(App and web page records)
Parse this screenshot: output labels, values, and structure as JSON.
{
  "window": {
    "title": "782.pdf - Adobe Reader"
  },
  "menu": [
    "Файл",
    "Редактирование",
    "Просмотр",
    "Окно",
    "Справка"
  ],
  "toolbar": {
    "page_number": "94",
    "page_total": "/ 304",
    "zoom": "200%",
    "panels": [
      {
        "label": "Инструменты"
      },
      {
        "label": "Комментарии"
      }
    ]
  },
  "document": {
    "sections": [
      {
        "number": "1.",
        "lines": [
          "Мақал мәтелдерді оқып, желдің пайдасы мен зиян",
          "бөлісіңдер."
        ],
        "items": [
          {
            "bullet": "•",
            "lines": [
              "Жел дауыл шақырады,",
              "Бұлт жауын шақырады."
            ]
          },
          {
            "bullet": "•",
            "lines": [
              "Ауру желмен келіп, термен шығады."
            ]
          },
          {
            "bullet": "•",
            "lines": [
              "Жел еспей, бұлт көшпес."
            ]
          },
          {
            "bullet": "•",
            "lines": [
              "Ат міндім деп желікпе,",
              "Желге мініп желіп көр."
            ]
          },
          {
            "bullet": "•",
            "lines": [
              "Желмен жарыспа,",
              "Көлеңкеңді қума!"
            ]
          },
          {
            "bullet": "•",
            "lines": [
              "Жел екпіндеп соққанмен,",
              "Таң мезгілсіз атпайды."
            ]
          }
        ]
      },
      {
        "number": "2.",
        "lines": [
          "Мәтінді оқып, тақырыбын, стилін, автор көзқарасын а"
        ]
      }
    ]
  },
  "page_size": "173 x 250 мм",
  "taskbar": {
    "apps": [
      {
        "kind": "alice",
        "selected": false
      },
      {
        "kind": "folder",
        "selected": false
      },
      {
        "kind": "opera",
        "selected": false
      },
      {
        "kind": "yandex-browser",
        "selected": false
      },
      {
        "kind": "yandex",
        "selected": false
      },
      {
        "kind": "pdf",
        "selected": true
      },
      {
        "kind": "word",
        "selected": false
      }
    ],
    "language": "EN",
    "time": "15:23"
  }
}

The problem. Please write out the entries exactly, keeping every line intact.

Expected answer.
Parse this screenshot: output labels, values, and structure as JSON.
{
  "window": {
    "title": "782.pdf - Adobe Reader"
  },
  "menu": [
    "Файл",
    "Редактирование",
    "Просмотр",
    "Окно",
    "Справка"
  ],
  "toolbar": {
    "page_number": "94",
    "page_total": "/ 304",
    "zoom": "200%",
    "panels": [
      {
        "label": "Инструменты"
      },
      {
        "label": "Комментарии"
      }
    ]
  },
  "document": {
    "sections": [
      {
        "number": "1.",
        "lines": [
          "Мақал мәтелдерді оқып, желдің пайдасы мен зиян",
          "бөлісіңдер."
        ],
        "items": [
          {
            "bullet": "•",
            "lines": [
              "Жел дауыл шақырады,",
              "Бұлт жауын шақырады."
            ]
          },
          {
            "bullet": "•",
            "lines": [
              "Ауру желмен келіп, термен шығады."
            ]
          },
          {
            "bullet": "•",
            "lines": [
              "Жел еспей, бұлт көшпес."
            ]
          },
          {
            "bullet": "•",
            "lines": [
              "Ат міндім деп желікпе,",
              "Желге мініп желіп көр."
            ]
          },
          {
            "bullet": "•",
            "lines": [
              "Желмен жарыспа,",
              "Көлеңкеңді қума!"
            ]
          },
          {
            "bullet": "•",
            "lines": [
              "Жел екпіндеп соққанмен,",
              "Таң мезгілсіз атпайды."
            ]
          }
        ]
      },
      {
        "number": "2.",
        "lines": [
          "Мәтінді оқып, тақырыбын, стилін, автор көзқарасын а"
        ]
      }
    ]
  },
  "page_size": "173 x 250 мм",
  "taskbar": {
    "apps": [
      {
        "kind": "alice",
        "selected": false
      },
      {
        "kind": "folder",
        "selected": false
      },
      {
        "kind": "opera",
        "selected": false
      },
      {
        "kind": "yandex-browser",
        "selected": false
      },
      {
        "kind": "yandex",
        "selected": false
      },
      {
        "kind": "pdf",
        "selected": true
      },
      {
        "kind": "word",
        "selected": false
      }
    ],
    "language": "EN",
    "time": "15:23"
  }
}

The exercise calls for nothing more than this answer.